You’ve been strapped down and electrocuted, whipped butts, tussled with a very scary Ian McShane. Was there anything you were uncomfortable doing?
The only thing I did say after the second caning scene was, “Okay, I’ve done it. I really feel like we’ve established it. There’s nothing more we have to investigate here. I’m done. I’ve done two of these scenes; I’m not going to do anymore.” And that was fine. They didn’t write any more for me. But I think that’s about it. One of the things with my character, except for the scene with Ian, I’ve been able to avoid getting physically violent. The emotional violence is far more interesting to me to play than, you know, getting stabbed or whatever. I was thankful for that.
It’s crazy that Eunice and Arden are gone and there are still three episodes left.
Yup, they’re gone. They’re really gone. They start dropping like flies from now on. But yeah, I think people are going to be surprised by the ending. I was.
What’s left for Jude now that her enemies aren’t a factor?

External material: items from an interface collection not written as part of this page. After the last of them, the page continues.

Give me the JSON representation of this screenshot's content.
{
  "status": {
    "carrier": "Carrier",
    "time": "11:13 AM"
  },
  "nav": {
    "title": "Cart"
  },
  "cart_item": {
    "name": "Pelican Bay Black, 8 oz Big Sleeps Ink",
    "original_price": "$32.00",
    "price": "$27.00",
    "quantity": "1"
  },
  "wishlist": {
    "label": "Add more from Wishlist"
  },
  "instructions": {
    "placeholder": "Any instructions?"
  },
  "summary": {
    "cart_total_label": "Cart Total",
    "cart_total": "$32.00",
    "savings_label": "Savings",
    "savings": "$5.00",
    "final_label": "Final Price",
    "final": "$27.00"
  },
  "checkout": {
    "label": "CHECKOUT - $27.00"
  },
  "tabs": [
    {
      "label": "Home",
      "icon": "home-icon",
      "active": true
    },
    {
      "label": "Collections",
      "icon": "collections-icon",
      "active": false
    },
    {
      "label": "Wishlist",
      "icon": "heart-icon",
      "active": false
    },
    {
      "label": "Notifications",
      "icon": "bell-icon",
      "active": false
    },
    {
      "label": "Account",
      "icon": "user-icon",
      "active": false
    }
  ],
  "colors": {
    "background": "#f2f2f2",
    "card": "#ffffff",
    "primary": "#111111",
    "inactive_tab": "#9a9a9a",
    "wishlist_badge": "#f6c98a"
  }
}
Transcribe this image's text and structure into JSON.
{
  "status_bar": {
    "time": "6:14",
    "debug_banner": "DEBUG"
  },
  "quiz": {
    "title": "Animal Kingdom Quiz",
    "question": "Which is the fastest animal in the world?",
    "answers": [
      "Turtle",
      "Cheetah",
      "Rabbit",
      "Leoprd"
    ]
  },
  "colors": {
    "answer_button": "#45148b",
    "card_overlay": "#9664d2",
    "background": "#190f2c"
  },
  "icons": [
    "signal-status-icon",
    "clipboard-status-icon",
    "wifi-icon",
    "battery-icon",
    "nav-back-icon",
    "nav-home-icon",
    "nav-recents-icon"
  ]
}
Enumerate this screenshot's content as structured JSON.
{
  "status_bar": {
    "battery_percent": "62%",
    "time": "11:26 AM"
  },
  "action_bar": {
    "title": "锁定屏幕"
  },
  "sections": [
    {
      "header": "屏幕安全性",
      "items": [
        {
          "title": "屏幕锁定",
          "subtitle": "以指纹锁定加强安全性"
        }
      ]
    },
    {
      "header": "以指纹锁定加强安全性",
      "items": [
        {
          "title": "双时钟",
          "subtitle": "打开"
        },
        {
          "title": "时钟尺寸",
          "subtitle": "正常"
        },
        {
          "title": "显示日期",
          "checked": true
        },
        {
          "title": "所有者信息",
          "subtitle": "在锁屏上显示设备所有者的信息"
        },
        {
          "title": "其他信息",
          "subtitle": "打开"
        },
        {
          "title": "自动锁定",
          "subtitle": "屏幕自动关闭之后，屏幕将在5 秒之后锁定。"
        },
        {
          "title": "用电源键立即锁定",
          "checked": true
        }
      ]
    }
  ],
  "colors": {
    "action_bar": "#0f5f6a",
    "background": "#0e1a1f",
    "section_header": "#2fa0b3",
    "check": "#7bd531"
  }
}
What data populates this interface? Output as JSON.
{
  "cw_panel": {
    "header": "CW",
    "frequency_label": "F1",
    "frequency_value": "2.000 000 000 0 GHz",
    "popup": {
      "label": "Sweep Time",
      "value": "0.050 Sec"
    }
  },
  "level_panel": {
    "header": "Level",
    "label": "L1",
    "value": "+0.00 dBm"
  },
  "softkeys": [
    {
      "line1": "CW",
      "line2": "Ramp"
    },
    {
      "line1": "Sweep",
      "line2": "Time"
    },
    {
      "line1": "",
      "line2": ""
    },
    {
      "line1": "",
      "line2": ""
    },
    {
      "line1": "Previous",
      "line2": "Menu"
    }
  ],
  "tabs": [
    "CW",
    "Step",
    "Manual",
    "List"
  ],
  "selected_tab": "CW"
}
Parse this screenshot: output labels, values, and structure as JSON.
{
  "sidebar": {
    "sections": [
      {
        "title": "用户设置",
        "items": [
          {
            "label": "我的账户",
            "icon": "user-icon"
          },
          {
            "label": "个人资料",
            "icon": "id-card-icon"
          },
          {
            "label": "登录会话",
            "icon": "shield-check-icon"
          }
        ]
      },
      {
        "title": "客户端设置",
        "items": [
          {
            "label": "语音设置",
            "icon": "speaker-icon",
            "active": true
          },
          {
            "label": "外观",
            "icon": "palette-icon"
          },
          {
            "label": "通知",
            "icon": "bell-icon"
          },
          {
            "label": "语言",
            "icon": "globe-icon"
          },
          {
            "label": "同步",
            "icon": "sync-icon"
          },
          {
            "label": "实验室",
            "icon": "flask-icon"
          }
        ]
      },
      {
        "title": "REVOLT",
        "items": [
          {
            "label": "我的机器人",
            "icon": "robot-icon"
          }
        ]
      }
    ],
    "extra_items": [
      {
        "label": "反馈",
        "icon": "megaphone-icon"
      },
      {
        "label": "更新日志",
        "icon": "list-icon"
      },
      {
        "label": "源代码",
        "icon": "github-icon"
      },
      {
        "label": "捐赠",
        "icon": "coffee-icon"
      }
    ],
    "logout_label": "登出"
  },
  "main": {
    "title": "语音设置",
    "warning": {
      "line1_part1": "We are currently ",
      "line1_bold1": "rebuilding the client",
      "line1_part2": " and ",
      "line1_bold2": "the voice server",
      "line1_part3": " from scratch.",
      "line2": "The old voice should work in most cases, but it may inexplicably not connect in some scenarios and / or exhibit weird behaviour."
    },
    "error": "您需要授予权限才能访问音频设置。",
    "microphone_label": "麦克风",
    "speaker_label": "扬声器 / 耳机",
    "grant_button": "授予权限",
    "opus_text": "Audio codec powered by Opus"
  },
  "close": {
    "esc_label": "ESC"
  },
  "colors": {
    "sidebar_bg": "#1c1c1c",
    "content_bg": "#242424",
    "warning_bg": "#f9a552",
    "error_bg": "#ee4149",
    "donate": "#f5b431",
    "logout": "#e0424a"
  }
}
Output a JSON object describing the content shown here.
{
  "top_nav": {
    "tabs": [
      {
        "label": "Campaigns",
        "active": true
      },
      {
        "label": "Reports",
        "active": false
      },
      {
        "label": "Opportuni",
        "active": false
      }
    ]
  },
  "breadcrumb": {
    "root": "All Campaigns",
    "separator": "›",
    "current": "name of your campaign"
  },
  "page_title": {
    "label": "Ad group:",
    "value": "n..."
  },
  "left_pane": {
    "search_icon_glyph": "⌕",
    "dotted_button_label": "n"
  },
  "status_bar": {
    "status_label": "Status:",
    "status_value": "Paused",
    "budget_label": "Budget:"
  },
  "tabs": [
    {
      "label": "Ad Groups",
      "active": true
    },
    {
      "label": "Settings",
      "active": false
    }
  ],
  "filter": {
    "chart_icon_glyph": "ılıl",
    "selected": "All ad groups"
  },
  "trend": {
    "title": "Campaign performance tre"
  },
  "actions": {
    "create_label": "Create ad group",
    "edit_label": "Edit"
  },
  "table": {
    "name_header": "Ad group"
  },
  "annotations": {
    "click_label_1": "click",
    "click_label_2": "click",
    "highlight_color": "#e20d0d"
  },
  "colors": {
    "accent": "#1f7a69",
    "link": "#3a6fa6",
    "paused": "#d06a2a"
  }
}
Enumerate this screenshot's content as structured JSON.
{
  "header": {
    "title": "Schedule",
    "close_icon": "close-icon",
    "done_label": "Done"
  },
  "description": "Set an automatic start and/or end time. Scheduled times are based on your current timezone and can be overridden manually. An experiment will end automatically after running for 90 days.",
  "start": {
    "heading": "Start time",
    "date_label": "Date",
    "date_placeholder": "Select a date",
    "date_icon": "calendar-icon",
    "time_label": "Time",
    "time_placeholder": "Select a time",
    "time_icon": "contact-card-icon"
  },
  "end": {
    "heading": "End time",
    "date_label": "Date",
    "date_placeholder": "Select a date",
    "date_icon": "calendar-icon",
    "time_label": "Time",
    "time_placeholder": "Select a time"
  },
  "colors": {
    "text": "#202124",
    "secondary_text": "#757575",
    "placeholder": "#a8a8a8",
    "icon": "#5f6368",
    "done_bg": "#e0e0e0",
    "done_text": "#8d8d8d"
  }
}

She certainly goes further down the rabbit hole, almost to the point of being irredeemable. But something happens. Ryan felt very strongly that he wanted this character to somehow, not have a happy ending, but … I don’t know, I think he really liked this character. He had sympathy for her, and he wanted … to give her a moment of some kind of peace at the end.